Ohio State football: Spring game expected to break even
Ohio State is optimistic that it will break even, and have a little fun, during its unprecedented road show on Saturday.
With Ohio Stadium undergoing a refurbishing of part of the seating area, the Ohio State football team will hold its spring game out of town for the first time, traveling to Cincinnati. More than 30,000 fans are expected in 65,535-seat Paul Brown Stadium.
The Buckeyes played the spring game in 22,555-seat Columbus Crew Stadium in 2000 and 2001 when Ohio Stadium was being renovated, but they opted to take this one not only on the road but also down the highway.
“This justifies taking it to Cincinnati for a couple of reasons because, one, we still had the potential to get up to 60,000, where we wouldn’t have had that potential at Crew Stadium,” said Mike Penner, OSU’s assistant athletic director for event management.
“And we’re also going to a part of the state where there’s 40,000 Ohio State alumni, and where our team hasn’t played since 2002” — a win over Cincinnati in Paul Brown Stadium.
The estimated cost of the spring game, whether at home or on the road, is $250,000 to $300,000, Penner said. It’s why the school started charging for admission years ago.
“To stage it in Cincinnati — everything is estimated costs right now (until all the bills come in), but we’re looking at closer to $300,000,” Penner said.
About 29,000 tickets had been sold by early yesterday afternoon. Adult prices are $18 and $12.

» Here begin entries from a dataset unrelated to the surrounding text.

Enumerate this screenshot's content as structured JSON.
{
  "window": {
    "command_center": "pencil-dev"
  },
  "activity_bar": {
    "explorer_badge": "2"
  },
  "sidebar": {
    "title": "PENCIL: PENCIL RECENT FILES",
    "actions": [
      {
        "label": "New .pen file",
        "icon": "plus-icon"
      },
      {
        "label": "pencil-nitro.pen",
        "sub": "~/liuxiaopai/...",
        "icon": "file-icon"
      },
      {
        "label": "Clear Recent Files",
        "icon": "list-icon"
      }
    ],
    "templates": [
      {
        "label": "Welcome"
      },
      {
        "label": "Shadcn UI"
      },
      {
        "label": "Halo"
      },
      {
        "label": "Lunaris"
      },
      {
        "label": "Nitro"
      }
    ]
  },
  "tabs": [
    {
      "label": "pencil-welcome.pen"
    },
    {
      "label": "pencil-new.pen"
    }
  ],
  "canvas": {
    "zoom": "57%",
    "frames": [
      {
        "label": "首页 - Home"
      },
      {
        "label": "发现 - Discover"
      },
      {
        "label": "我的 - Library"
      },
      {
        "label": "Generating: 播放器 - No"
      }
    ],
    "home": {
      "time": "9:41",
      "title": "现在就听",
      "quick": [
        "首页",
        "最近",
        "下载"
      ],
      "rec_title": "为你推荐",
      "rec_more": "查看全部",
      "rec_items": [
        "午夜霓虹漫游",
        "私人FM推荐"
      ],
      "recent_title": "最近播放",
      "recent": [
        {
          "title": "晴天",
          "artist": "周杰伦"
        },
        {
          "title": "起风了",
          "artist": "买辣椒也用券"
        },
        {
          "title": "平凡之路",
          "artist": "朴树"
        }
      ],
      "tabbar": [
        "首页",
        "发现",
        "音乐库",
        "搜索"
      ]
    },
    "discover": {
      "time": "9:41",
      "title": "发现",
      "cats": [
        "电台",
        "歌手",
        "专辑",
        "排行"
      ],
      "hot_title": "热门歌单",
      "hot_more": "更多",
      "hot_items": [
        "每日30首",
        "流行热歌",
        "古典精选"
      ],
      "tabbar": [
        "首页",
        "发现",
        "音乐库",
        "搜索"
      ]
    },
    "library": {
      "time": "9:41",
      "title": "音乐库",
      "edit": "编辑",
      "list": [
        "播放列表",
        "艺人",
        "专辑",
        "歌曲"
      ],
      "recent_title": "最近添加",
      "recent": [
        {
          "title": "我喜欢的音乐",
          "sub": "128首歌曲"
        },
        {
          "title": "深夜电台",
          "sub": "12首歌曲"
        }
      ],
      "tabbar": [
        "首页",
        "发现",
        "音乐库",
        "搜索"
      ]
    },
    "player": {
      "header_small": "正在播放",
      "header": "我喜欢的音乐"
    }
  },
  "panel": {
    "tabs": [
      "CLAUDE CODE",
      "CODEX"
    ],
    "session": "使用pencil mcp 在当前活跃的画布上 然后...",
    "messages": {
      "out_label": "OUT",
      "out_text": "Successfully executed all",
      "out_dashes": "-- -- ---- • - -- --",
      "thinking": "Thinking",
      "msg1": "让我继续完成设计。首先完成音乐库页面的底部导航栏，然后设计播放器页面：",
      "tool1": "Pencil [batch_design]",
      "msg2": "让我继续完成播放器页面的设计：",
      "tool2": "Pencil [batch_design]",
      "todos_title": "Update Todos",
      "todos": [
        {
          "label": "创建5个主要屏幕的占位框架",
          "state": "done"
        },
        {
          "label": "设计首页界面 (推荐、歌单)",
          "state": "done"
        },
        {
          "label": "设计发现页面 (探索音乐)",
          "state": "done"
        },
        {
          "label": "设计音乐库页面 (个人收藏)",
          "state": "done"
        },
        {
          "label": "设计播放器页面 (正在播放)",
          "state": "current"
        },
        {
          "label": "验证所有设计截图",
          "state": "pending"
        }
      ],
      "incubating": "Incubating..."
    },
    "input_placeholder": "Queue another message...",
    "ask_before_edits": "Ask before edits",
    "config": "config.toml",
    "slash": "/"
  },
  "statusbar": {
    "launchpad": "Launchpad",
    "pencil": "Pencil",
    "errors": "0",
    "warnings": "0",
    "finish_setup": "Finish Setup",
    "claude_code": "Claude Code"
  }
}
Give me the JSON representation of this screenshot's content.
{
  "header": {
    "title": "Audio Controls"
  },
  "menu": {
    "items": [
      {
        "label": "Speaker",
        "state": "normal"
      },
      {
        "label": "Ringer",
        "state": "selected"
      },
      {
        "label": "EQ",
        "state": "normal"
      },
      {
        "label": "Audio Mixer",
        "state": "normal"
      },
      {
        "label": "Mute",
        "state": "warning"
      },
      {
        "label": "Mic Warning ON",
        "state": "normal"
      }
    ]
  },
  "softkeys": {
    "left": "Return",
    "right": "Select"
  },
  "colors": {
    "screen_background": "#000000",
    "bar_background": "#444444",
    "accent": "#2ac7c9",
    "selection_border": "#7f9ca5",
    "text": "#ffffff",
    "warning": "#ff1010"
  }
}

“We knew if we got to 25,000 to 30,000 in tickets sold, we were going to cover our costs,” Penner said. “Again, it’s all based on estimates, but we feel good about where we are at this point. The weather forecast calls for 53 degrees and partly-cloudy conditions, so I’m not sure how much walk-up we’ll get. But if we get about 5,000, that would be good.”
Any walk-up crowd would be seen as a bonus; most of the proceeds will go to the LiFE Sports program, a comprehensive youth-development initiative at Ohio State.
The cost of using the stadium “is estimated to be between $150,000 and $200,000 right now,” Penner said. “And there is a 25-cent surcharge per ticket,” which goes to the Cincinnati Bengals and Hamilton County.
Concession sales will include beer, which is not available at OSU home games, but OSU will not receive any of the proceeds from concessions.
The players and coaches — who will travel by bus — will stop at Bengals coach Marvin Lewis’ home for a pep talk, tour the Cincinnati Reds Hall of Fame & Museum, and eat dinner at the Montgomery Inn restaurant.
“It’s actually been fun putting this together, because the people in Cincinnati have been very enthusiastic about it,” Penner said.
If there was angst involved, he said, it was knowing they were taking the Buckeyes to a different part of the state and “wondering how many people would go to the game. … We thought if we got between 30,000 and 40,000, that was going to be a good day, and I think we’ll be there.”
Restaurants and bars near the stadium are looking for a good day, too.
“We do know that the Ohio State fans travel very, very well,” said Eric Dudley, a manager at The Yard House in The Banks development nearby. “We expect to be very busy. Honestly, we’re looking at it being something like Reds opening day.”
The bonus, said Bob Layton, owner of the Inn Between Tavern, is that it will be a football crowd. “Generally, the football fans spend a lot of more money than baseball fans,” Layton said. “One reason is because baseball’s got so many games. But football, what, the Bengals have eight home games a year, so that’s eight times the fans are going to go out.
“So we’re geared up for this Ohio State game. We’re geared up as much as we’d be for a Bengals game.”